Adobe sort of dominates this space. After Effects seems to get all the optimization love from the programmers. Will Adobe Premiere ever render significantly faster than real time?
We’ve done a lot of testing on our 16-32 core systems. Adobe Premiere is a program that just doesn’t scale very well with more compute horsepower on both the CPU and GPU side of things.
One thing we found was that using two computers (“Two Computers One Editor”) was the simplest and most cost-effective solution to speed workflows that involved mixed rendering/editing throughout the workday.
Proxies and efficient Proxy generation can be a big part of this workflow as well. Proxies stored locally on fast NVMe storage with the original 4k/8k RED reference footage stored on shared networked storage. If you haven’t heard the term Proxy before – in this context it means video files that are versions of the source footage that are re-encoded typically at a much lower bitrate and resolution. This footage is also encoded using a codec that is low CPU/GPU overhead to decode in order for a video editor to be able to quickly scrub through all of the footage, make edits and preview their work. At render time, the proxy video files (“proxies”) are quietly replaced with the original source footage.
This is a little bit more on the topic of good workflow hygene than the technical aspects of this how-to. Just be aware that it is totally fine to have each editor have local proxies with shared/networked storage of the original source video files.
The first and best setup step is to set up your two computers so that all the files and assets are at the same path.

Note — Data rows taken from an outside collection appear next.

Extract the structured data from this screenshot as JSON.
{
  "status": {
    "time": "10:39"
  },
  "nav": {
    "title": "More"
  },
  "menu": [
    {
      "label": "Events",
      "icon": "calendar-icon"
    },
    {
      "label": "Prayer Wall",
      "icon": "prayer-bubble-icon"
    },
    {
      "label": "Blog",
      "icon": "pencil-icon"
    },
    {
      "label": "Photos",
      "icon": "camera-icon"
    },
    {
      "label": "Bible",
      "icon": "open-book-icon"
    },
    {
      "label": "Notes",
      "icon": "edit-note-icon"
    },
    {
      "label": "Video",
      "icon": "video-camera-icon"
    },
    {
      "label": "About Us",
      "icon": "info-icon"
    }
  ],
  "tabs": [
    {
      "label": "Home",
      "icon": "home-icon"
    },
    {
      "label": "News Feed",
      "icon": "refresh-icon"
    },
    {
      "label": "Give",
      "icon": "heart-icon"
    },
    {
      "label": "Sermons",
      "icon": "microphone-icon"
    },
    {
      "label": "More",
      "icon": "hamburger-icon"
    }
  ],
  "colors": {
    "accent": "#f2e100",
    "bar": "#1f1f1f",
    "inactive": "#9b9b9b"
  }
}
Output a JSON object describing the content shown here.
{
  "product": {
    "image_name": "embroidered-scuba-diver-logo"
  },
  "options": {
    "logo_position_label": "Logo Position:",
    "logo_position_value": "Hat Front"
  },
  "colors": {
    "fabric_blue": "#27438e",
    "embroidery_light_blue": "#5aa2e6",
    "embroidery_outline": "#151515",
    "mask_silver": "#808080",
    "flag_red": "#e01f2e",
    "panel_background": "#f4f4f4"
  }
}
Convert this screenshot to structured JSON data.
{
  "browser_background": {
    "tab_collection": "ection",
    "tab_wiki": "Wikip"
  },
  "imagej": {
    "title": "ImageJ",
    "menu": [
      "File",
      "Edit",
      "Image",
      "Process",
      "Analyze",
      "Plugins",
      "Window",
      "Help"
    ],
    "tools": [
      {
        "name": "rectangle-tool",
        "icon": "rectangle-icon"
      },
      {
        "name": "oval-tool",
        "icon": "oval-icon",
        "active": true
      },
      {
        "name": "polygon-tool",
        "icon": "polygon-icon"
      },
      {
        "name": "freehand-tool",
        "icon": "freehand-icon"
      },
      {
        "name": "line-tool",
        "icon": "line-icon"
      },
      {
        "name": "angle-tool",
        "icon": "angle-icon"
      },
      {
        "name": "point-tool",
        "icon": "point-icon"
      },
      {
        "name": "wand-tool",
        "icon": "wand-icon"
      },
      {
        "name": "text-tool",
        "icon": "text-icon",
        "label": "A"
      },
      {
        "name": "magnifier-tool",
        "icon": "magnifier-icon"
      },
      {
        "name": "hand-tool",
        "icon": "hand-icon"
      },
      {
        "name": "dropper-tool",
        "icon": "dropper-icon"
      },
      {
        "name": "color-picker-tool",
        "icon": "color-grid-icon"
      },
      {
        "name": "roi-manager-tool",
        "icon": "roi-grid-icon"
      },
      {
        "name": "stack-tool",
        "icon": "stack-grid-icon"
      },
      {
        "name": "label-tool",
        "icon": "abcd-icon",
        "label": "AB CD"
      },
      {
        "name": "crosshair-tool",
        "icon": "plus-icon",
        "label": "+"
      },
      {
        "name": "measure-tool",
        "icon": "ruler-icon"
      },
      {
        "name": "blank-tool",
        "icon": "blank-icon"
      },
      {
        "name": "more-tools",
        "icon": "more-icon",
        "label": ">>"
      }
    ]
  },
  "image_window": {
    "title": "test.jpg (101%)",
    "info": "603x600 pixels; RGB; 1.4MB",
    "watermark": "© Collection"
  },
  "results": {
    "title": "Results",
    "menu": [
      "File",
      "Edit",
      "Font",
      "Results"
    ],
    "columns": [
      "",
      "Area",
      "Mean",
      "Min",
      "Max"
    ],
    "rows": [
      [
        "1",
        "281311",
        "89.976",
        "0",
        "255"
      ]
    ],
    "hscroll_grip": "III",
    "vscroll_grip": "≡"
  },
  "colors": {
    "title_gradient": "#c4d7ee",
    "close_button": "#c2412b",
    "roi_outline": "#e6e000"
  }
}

We mapped a shared folder, “V:” to a Videos folder that has been shared using windows file sharing.
Setup a folder on your storage drive, and share it. In our case, Videos is shared.
Map the network drive on both PCs and be sure it is working on both PCs (you can save files, edit files, etc)
If you really need help setting up basic file sharing, post on the forum here. Maybe we could do a video on that if you are lost. It’s a built-in windows feature.
Adobe Media Encoder is what is used to automate rendering. Pick which computer is going to do the rendering.
Before you get too deep into this process, it would be a good idea to copy some movie clips and other assets to your network drive and make a new Premiere project. Save it to the shared network drive. Then try to render it in Premiere on both PCs. It is totally normal to have issues because Premiere can be very finicky – make sure your graphics cards are setup properly on both machines and that both machines are capable of hardware acceleration in Premiere.
If you have trouble with Adobe Media Encoder, you can usually use Premiere to troubleshoot the issue on whatever computer is doing the rendering.
Now we can configure Adobe Media Encoder (AME) to Watch A Folder with Watch Folders. Haha?
_Literally just File, Add Watch Folder in AME _
Make a folder on your shared drive called something like WatchFolder or _AMEWatchFolder (I like to use names that sort it to the top or bottom of the list so as the drive gets a lot of stuff, it’s always in the same place). Set that folder to the watch folder. DO NOT set the entire shared drive to the watch folder accidentally!
AME will add an “Output” folder under your watch folder automatically.
the watch folder
Next, you’ll want to configure settings for render.
Project Settings are honored, but what about output details like codec and upload helpers?
So AME can directly upload to youtube, or FTP, or any number of other options. You can configure that here. Any Adobe Premiere project saved to the Watched Folder will be picked up by AME and rendered to the output folder.
That means if computer 2 is running AME, and computer 1 saves a project to the watch folder, computer 2 will attempt to start rendering the project.
Only one computer can render at a time – but this enables dual editing+rendering workflows.
Watch folder with saved project in it for automatic processing
media encoder doing its job for a change
If you check the output folder, you will find the rendered project. The Watch Folders tab of AME will have additional info if something went wrong.
This approach scales pretty well too. If you have a couple of editors, they can each save projects to the watch folder and the render PC will render the projects in sequence, one at a time.
It’s also possible to make multiple watch folders with multiple instances of AME. That’s a bit trickier but AME seemed to scale just fine to about 2-3 simultaneous renders on Threadripper 2990WX. That might be a separate video later, though. You could also have multiple render PCs watching multiple render folders as well – just be aware that network bottlenecks (even at 10 gigabit) may be problematic for more than two render PCs.
And there you have it! Network Rendering with Adobe Premiere is just that easy. There is a lot of opportunity here for increased complexity and better workflows – this is just to get you started.